My general view on debt is that is it is that is mainly useful when acquiring an asset that will give you some tangible returns. For example, if a business wants a loan to buy some machinery that would allow them produce their widgets more efficiently, then that is a good reason to borrow. On the other hand, if a person runs up huge debts buying clothes, then clearly that’s not so good.
So when it comes to debt, and credit cards in particular, I think we need to be very careful. There is a tendency for some people to think that credit cards are free money; they don’t realise the pain of paying it back until it’s far too late.
Of course credit cards are not just about debt. They can be useful in protecting you against dodgy traders or companies going bust and if you pay them off in full every month, you can even profit from them if they offer cashback.

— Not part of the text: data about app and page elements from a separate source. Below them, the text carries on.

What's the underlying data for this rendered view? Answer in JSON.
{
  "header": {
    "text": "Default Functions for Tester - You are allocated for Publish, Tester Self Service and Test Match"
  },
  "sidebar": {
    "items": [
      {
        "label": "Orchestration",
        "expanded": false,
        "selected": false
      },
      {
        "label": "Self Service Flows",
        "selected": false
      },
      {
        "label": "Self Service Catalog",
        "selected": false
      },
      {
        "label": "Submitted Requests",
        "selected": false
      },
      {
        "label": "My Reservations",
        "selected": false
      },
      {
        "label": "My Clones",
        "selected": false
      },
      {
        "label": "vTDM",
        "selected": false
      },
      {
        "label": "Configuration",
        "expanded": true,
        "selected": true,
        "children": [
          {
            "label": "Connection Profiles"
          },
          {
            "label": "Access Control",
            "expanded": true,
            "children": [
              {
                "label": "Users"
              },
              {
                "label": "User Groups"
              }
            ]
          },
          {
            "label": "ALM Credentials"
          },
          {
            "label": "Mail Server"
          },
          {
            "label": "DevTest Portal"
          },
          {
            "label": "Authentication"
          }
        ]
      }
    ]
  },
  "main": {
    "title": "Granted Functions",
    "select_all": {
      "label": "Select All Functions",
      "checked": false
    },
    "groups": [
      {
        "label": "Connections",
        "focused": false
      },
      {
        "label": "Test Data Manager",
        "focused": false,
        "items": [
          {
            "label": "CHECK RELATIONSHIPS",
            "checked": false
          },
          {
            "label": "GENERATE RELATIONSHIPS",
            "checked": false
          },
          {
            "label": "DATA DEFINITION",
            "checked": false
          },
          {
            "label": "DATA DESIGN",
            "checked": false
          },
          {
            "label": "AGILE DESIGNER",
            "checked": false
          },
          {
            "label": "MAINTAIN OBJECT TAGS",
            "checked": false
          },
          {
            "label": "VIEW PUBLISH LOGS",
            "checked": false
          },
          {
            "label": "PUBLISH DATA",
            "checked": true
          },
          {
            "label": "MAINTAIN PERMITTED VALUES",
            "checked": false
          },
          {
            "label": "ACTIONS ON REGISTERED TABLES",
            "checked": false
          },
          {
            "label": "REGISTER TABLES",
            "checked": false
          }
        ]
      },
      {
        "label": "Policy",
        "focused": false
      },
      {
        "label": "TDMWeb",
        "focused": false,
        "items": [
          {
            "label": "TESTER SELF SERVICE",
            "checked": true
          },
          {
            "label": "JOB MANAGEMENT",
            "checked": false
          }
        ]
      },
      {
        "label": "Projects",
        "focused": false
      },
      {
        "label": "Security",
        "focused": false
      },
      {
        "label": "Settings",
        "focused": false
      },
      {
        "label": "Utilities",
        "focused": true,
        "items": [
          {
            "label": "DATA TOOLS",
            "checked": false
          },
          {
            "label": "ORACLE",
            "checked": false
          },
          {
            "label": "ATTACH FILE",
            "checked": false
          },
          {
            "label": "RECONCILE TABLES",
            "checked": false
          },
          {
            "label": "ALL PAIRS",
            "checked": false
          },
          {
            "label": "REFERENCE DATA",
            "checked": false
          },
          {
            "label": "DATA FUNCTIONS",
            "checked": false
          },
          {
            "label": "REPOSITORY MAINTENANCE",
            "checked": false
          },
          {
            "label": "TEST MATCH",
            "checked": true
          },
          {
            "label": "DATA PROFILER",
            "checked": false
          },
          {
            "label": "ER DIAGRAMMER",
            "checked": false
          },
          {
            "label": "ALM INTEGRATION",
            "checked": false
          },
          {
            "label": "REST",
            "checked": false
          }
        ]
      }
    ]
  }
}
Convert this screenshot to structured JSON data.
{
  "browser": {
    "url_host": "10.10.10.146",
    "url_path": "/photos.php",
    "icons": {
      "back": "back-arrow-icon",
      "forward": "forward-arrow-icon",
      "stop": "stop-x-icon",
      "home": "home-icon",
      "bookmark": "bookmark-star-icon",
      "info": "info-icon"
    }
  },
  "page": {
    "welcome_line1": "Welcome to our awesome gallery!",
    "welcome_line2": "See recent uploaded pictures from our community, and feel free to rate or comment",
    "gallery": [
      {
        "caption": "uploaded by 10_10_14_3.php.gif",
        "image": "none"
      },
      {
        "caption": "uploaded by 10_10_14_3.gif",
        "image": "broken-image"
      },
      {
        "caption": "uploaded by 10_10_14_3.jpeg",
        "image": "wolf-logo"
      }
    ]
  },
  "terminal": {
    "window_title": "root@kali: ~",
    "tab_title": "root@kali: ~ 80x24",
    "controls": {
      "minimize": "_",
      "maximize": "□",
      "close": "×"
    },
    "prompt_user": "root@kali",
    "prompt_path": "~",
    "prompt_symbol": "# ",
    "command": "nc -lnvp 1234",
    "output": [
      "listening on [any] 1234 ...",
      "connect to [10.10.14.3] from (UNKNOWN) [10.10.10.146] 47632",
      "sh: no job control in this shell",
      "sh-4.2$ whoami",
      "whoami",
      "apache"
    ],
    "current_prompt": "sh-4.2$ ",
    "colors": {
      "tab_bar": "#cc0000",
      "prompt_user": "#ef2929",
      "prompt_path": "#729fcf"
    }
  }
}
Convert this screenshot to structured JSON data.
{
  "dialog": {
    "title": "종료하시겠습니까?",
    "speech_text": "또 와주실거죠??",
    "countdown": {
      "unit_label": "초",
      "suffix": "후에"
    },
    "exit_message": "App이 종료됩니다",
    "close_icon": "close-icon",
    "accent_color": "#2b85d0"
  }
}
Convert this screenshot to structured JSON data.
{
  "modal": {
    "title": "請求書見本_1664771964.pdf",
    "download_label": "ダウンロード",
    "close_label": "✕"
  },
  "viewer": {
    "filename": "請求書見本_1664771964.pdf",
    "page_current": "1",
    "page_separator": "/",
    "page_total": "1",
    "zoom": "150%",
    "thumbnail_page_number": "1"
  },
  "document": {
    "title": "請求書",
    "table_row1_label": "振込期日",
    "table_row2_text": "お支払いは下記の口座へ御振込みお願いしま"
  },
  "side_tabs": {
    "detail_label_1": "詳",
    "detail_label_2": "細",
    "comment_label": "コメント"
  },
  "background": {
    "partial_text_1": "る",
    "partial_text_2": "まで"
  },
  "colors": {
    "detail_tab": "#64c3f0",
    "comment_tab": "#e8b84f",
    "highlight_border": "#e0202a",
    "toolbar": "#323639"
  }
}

I got my first ever credit card around the year 2000 when I was 18, and it was an Egg card. The reason I chose that card was that they allowed you to manage your account on-line, charged lower fees, and offered a good rate of cashback. However, over the years since they have steadily upped their fees and reduced the cashback, so much so that its benefit now is almost negligible.
Capital One World Mastercard
Last year, Brendan (the king of credit cards) alerted me to a much better cashback card. It’s called the Capital One World Mastercard, and it’s essentially a cashback card that will pay you 1% of whatever you spend on it. If you shop sensibly, this means a further 1% discount on everything you buy, and because it’s a Mastercard it will be accepted pretty much everywhere.
However, the main reason I decided to write about them today is that I just tried out their new online banking system and it is probably the best I have ever used. I say this because it allows you to download your statements in a number of formats such as QIF (Quicken / MS Money), CSV, Tab Delimited etc and for every transaction it provides detailed information including even the MCC / SIC (standard industry classification) code. It also gives you the Merchant’s town and postcode.
All I need now is a good accounts package to import these transactions into!